DATA EXCERPTS |
◆ ◆ ◆

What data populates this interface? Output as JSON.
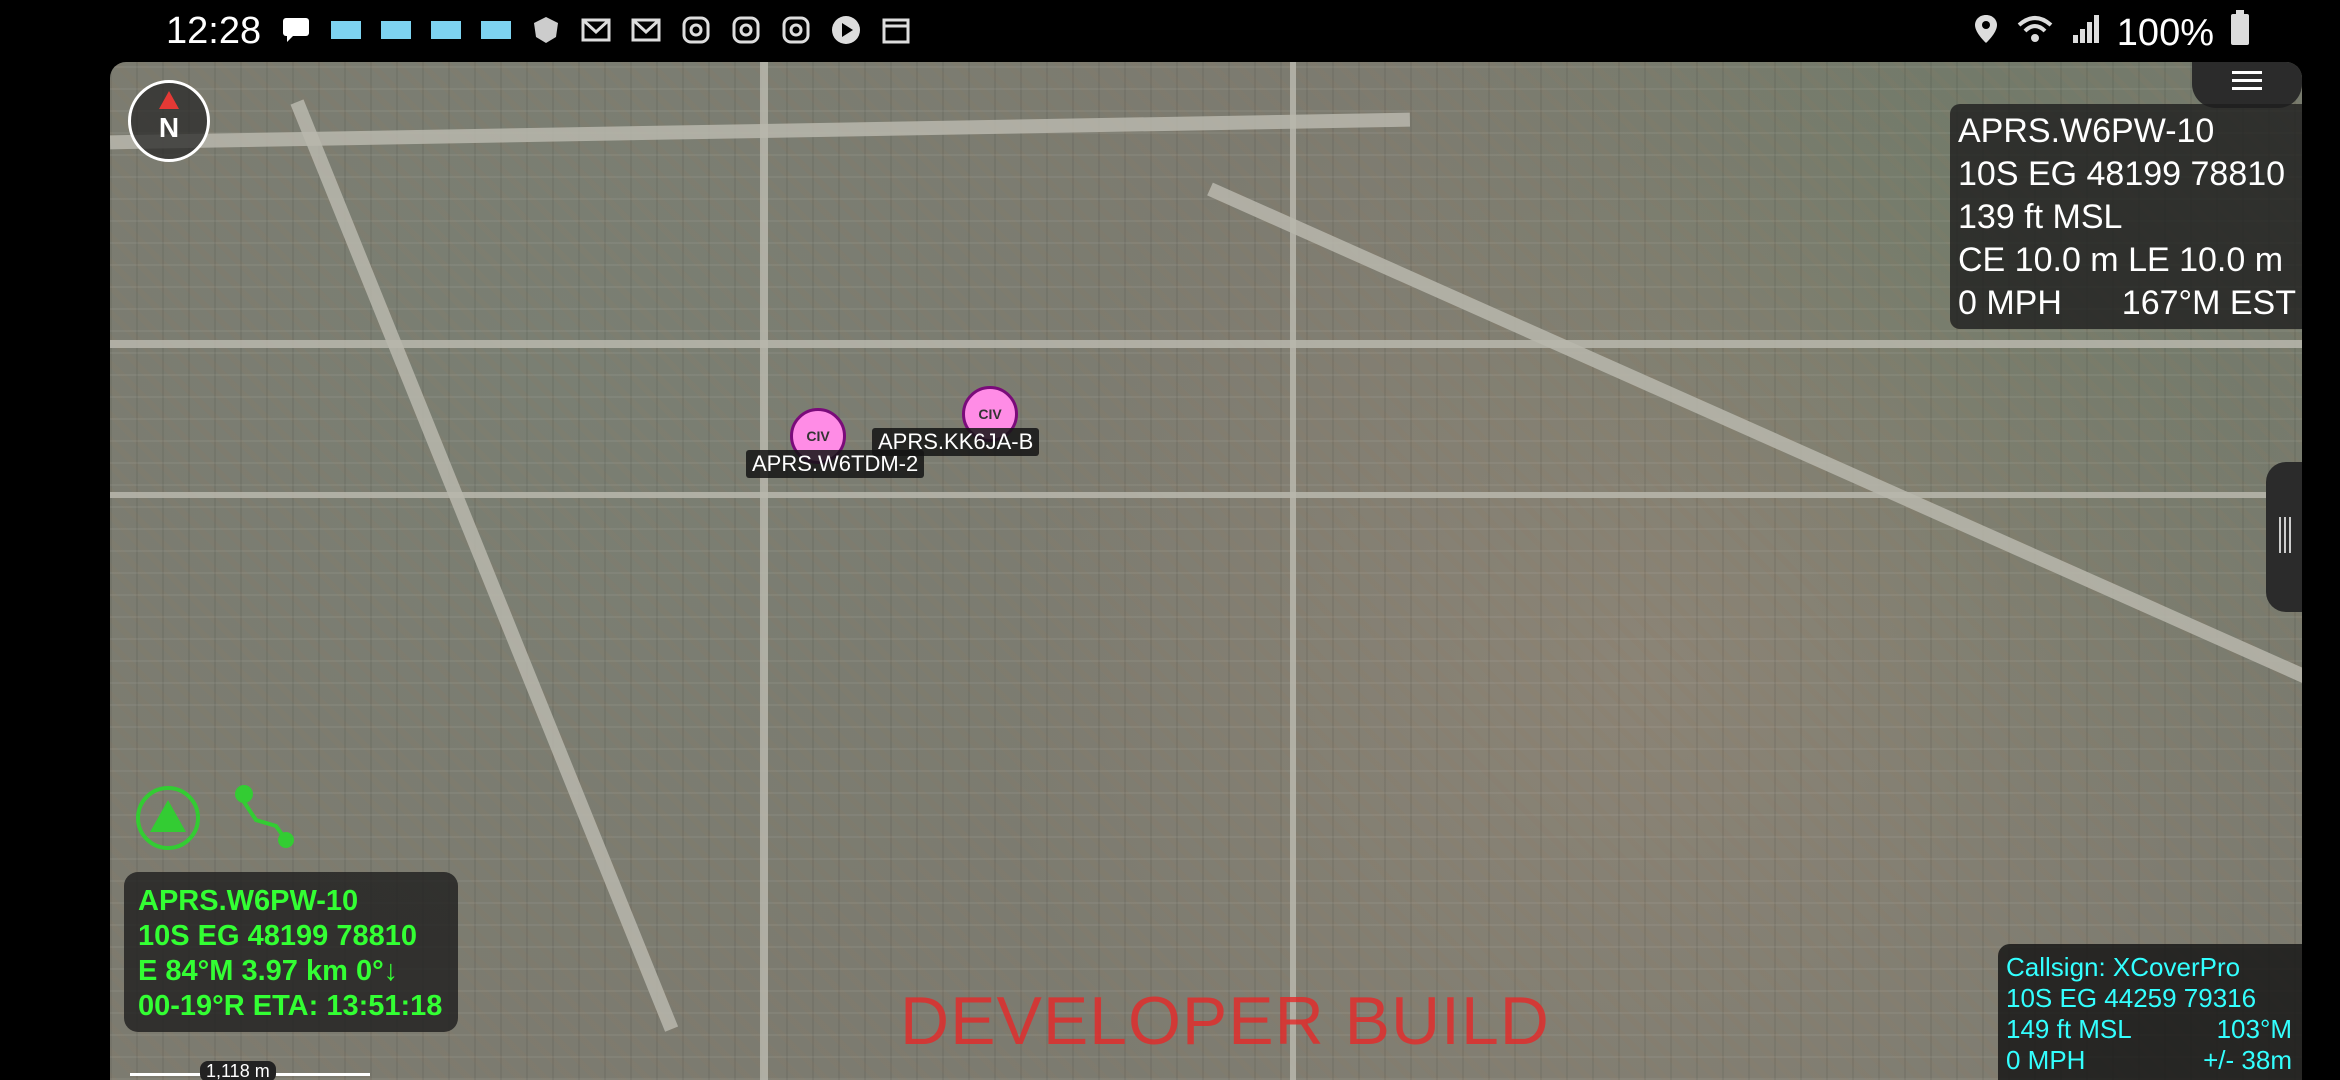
{
  "status_bar": {
    "time": "12:28",
    "battery": "100%",
    "left_icons": [
      "message-icon",
      "notification-icon",
      "notification-icon",
      "notification-icon",
      "notification-icon",
      "shield-icon",
      "mail-icon",
      "mail-icon",
      "instagram-icon",
      "instagram-icon",
      "instagram-icon",
      "play-icon",
      "calendar-icon"
    ],
    "right_icons": [
      "location-icon",
      "wifi-icon",
      "signal-icon",
      "battery-icon"
    ]
  },
  "map": {
    "compass_label": "N",
    "self_marker": {
      "line1": "APRS.W6PW-10",
      "line2": "10S EG 48199 78810",
      "line3": "139 ft MSL",
      "line4": "CE 10.0 m LE 10.0 m",
      "speed": "0 MPH",
      "heading": "167°M EST"
    },
    "markers": [
      {
        "icon_text": "CIV",
        "label": "APRS.W6TDM-2"
      },
      {
        "icon_text": "CIV",
        "label": "APRS.KK6JA-B"
      }
    ],
    "track_info": {
      "line1": "APRS.W6PW-10",
      "line2": "10S  EG  48199  78810",
      "line3": "E   84°M 3.97 km   0°↓",
      "line4": "00-19°R   ETA: 13:51:18"
    },
    "developer_banner": "DEVELOPER BUILD",
    "callsign_info": {
      "line1": "Callsign: XCoverPro",
      "line2": "10S  EG  44259  79316",
      "line3_left": "149 ft MSL",
      "line3_right": "103°M",
      "line4_left": "0 MPH",
      "line4_right": "+/- 38m"
    },
    "scale_label": "1,118 m"
  }
}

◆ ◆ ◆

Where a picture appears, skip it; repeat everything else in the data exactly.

What data populates this interface? Output as JSON.
{
  "status_bar": {
    "time": "12:28",
    "battery": "100%",
    "left_icons": [
      "message-icon",
      "notification-icon",
      "notification-icon",
      "notification-icon",
      "notification-icon",
      "shield-icon",
      "mail-icon",
      "mail-icon",
      "instagram-icon",
      "instagram-icon",
      "instagram-icon",
      "play-icon",
      "calendar-icon"
    ],
    "right_icons": [
      "location-icon",
      "wifi-icon",
      "signal-icon",
      "battery-icon"
    ]
  },
  "map": {
    "compass_label": "N",
    "self_marker": {
      "line1": "APRS.W6PW-10",
      "line2": "10S EG 48199 78810",
      "line3": "139 ft MSL",
      "line4": "CE 10.0 m LE 10.0 m",
      "speed": "0 MPH",
      "heading": "167°M EST"
    },
    "markers": [
      {
        "icon_text": "CIV",
        "label": "APRS.W6TDM-2"
      },
      {
        "icon_text": "CIV",
        "label": "APRS.KK6JA-B"
      }
    ],
    "track_info": {
      "line1": "APRS.W6PW-10",
      "line2": "10S  EG  48199  78810",
      "line3": "E   84°M 3.97 km   0°↓",
      "line4": "00-19°R   ETA: 13:51:18"
    },
    "developer_banner": "DEVELOPER BUILD",
    "callsign_info": {
      "line1": "Callsign: XCoverPro",
      "line2": "10S  EG  44259  79316",
      "line3_left": "149 ft MSL",
      "line3_right": "103°M",
      "line4_left": "0 MPH",
      "line4_right": "+/- 38m"
    },
    "scale_label": "1,118 m"
  }
}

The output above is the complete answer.